Radoje,

Good to find your blog. I was searching for something or other and came across it. Not many Serbian bloggers so it's always good to find one.

DStall said...

Radoje, since you know the benefits of place, how do you mitigate the lack of sense of place while living in anywhere America? And since any mitigation short of rural intentional community is probably token at best, why don't you live in Serbia since you seem to think of yourself (identify) as Serbian?

As a "modern", 4th-5th generation assimilated "American", I don't see how anyone can have an identity living a life (lie?) of transience, unconnected to Creation, to land, nature and multi-generational family because these are ultimately our connection to God.

Sense of place is a much talked about topic in Landscape Architecture (my ed. background), but I know of no one who has been able to "design" for it, because in order to really do so, the whole modernist industrialist system would have to be stood on its head by something like local agarianism of the Wendell Berry type. The only design I know that could come close to that would be rural intentional agrarian community.

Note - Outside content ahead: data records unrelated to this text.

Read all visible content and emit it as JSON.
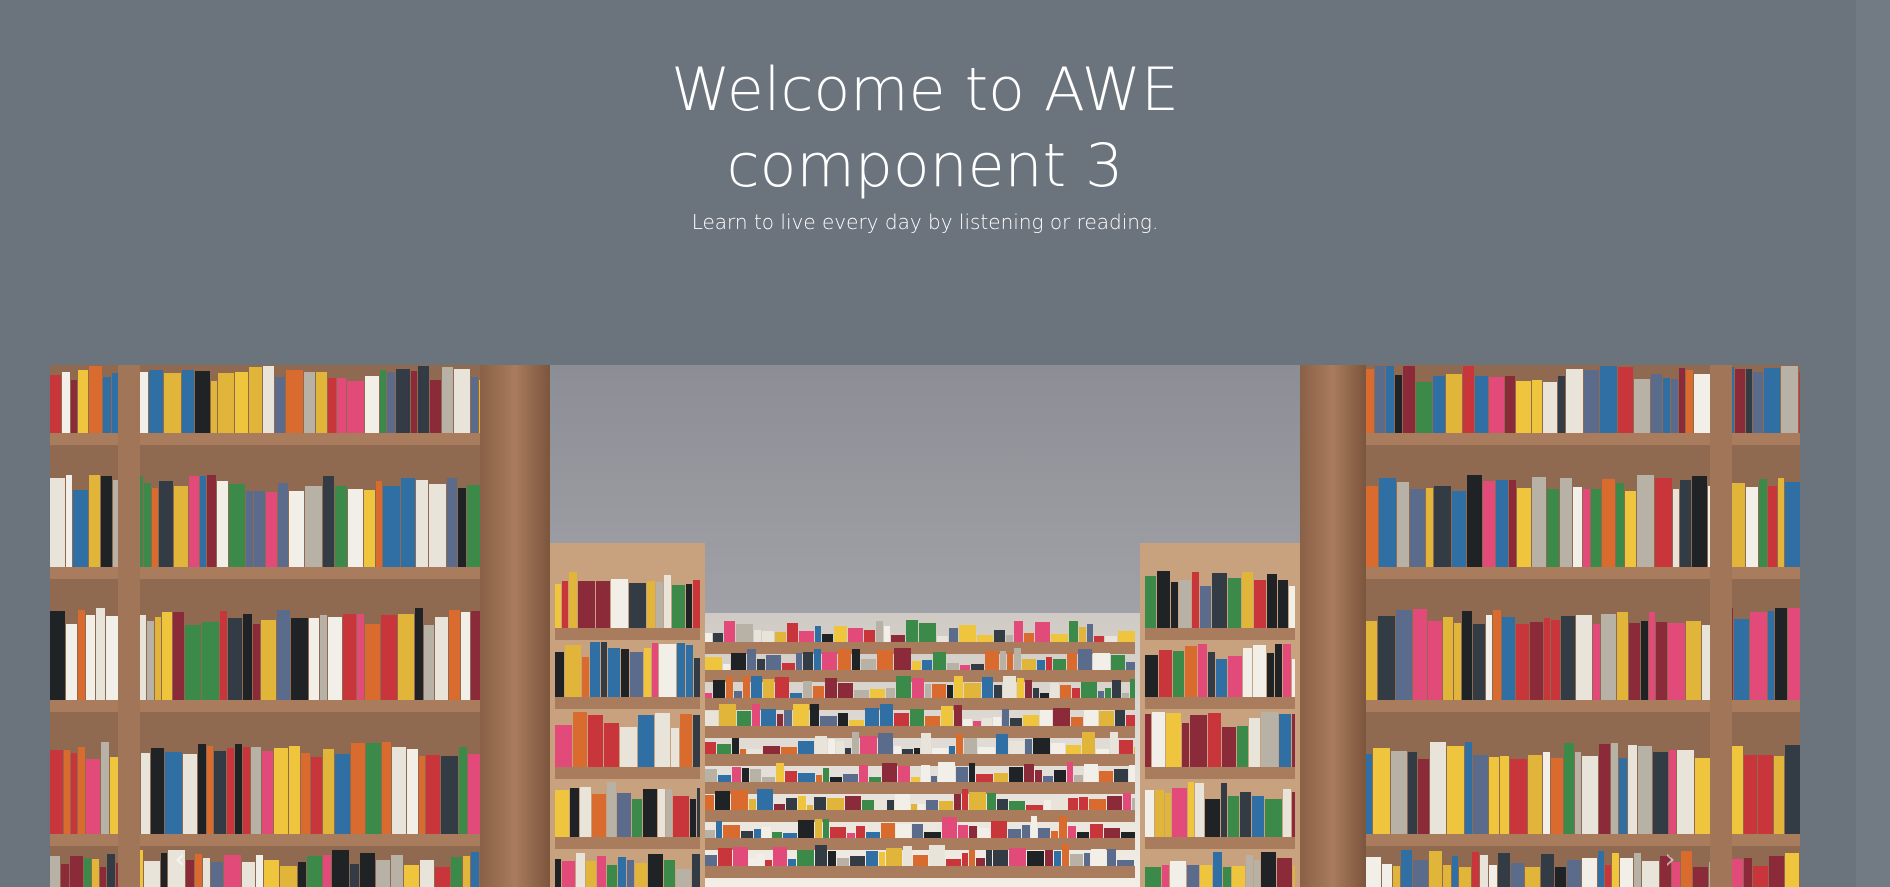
{
  "hero": {
    "title_line1": "Welcome to AWE",
    "title_line2": "component 3",
    "subtitle": "Learn to live every day by listening or reading."
  },
  "carousel": {
    "image_icon": "library-bookshelves-image",
    "prev_icon": "chevron-left-icon",
    "next_icon": "chevron-right-icon",
    "prev_glyph": "‹",
    "next_glyph": "›"
  },
  "colors": {
    "background": "#6b737d",
    "text": "#ffffff",
    "shelf_wood": "#a57a5a",
    "sky": "#8f9198"
  }
}
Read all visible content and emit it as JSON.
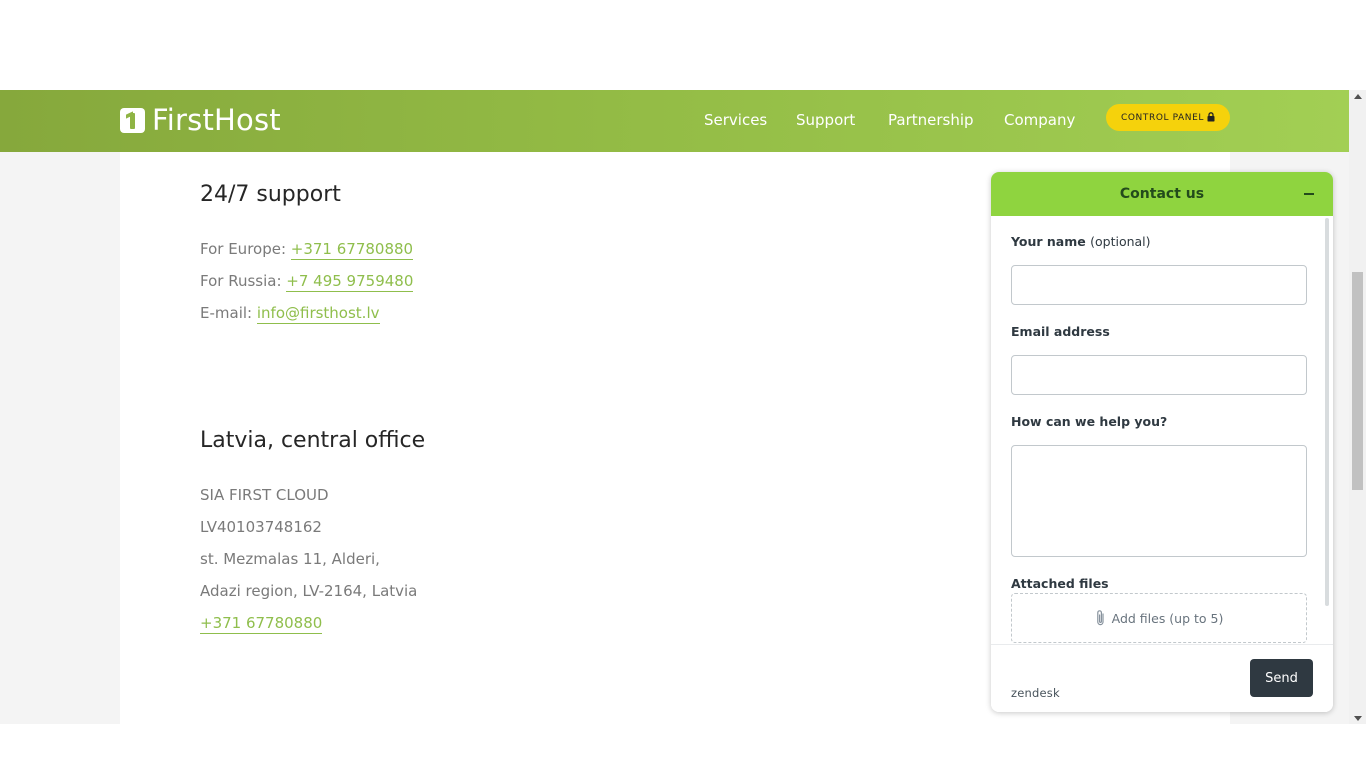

Having been old enough in the late 50s to remember actual agrarian Texas sense of place, I've identified more with being "Texan" than with ethnicity, and find this article to be enlightening:
http://larison.org/2006/08/12/flee-to-the-land-and-take-your-stand-to-live-or-die-in-dixie/

From the article, I infer that "identity", the connection to land and place that is "family" and "ancestry" (ethnicity), could be used as an actual basis of Orthodox Christian outreach, especially in the South, whereby Southerners could come to understand themselves sacramentally (something the article indicates they lack) as well as rooted in the Earth via the Church's spiritually unique anthropology and cosmology, aka the "Sacramental Life". See article by Bishop Alexander Mileant of Bueons Aires -
http://www.fatheralexander.org/booklets/english/sacraments_e.htm#n10

Sacramental connectivity is the beauty of Orthodoxy that doesn't belong to Serbia or eastern Europe only, and can be translated anywhere that anyone (including eastern European expatriates) make themselves at home by culturing such connections. The Earth is capable of being transfigured everywhere through the transfiguration of any human creature into a human being, a "person" created in the Image of God who becomes recreated in the Divine Likeness.

Such reclamation ("recycling) changes relationship between God and human, human and human, and human and creation ("nature"), the latter being something that has never been so crucial as in our modern industrial rootless age, a mere past 50 to 100 or 140 years at most.